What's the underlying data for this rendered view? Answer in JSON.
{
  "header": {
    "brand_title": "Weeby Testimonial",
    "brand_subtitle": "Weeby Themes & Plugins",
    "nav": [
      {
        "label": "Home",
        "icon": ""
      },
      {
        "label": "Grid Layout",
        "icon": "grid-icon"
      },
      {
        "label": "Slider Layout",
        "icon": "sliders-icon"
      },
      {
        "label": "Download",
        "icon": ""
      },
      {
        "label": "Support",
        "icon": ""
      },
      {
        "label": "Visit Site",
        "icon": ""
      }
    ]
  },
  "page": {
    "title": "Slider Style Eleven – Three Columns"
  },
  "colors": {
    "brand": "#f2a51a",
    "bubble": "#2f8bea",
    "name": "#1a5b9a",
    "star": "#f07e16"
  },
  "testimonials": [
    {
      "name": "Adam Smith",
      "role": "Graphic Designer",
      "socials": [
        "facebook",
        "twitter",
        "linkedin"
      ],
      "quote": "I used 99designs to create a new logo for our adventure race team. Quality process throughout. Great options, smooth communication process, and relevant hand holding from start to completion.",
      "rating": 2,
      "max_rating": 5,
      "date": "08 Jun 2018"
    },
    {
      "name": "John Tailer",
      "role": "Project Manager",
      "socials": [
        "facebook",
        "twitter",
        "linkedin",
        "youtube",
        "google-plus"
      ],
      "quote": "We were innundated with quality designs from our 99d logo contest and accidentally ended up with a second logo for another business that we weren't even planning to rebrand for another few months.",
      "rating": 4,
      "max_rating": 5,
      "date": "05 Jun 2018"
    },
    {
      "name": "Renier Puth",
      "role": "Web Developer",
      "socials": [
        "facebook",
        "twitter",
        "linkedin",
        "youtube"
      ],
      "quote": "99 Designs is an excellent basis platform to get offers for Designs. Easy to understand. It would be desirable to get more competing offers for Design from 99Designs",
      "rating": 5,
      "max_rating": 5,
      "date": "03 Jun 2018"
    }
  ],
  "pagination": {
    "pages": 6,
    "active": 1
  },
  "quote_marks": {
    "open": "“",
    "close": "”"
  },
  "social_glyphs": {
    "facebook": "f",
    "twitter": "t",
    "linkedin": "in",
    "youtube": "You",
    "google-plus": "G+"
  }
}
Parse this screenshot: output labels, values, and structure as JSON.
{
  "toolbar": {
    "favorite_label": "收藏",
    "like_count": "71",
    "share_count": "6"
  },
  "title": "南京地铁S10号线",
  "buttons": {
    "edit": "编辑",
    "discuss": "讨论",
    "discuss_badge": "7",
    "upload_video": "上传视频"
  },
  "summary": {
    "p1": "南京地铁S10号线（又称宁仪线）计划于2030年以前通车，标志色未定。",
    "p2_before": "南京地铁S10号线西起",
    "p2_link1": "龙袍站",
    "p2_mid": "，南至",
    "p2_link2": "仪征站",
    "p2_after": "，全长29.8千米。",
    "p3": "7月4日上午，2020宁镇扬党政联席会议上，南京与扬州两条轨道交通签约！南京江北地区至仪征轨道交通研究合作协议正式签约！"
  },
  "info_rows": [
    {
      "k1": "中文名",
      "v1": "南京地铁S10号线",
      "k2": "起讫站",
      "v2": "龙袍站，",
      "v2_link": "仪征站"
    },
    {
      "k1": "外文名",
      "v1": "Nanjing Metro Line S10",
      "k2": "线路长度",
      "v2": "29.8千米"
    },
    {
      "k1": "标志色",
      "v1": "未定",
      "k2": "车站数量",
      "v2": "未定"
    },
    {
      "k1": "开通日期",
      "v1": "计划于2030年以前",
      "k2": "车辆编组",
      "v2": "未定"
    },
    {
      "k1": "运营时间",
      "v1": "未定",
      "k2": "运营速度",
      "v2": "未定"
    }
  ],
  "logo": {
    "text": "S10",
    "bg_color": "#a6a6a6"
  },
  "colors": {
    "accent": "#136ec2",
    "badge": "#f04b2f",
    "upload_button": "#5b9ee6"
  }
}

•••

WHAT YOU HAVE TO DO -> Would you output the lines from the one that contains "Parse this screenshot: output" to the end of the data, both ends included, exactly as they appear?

EXERCISE ANSWER ->
Parse this screenshot: output labels, values, and structure as JSON.
{
  "toolbar": {
    "favorite_label": "收藏",
    "like_count": "71",
    "share_count": "6"
  },
  "title": "南京地铁S10号线",
  "buttons": {
    "edit": "编辑",
    "discuss": "讨论",
    "discuss_badge": "7",
    "upload_video": "上传视频"
  },
  "summary": {
    "p1": "南京地铁S10号线（又称宁仪线）计划于2030年以前通车，标志色未定。",
    "p2_before": "南京地铁S10号线西起",
    "p2_link1": "龙袍站",
    "p2_mid": "，南至",
    "p2_link2": "仪征站",
    "p2_after": "，全长29.8千米。",
    "p3": "7月4日上午，2020宁镇扬党政联席会议上，南京与扬州两条轨道交通签约！南京江北地区至仪征轨道交通研究合作协议正式签约！"
  },
  "info_rows": [
    {
      "k1": "中文名",
      "v1": "南京地铁S10号线",
      "k2": "起讫站",
      "v2": "龙袍站，",
      "v2_link": "仪征站"
    },
    {
      "k1": "外文名",
      "v1": "Nanjing Metro Line S10",
      "k2": "线路长度",
      "v2": "29.8千米"
    },
    {
      "k1": "标志色",
      "v1": "未定",
      "k2": "车站数量",
      "v2": "未定"
    },
    {
      "k1": "开通日期",
      "v1": "计划于2030年以前",
      "k2": "车辆编组",
      "v2": "未定"
    },
    {
      "k1": "运营时间",
      "v1": "未定",
      "k2": "运营速度",
      "v2": "未定"
    }
  ],
  "logo": {
    "text": "S10",
    "bg_color": "#a6a6a6"
  },
  "colors": {
    "accent": "#136ec2",
    "badge": "#f04b2f",
    "upload_button": "#5b9ee6"
  }
}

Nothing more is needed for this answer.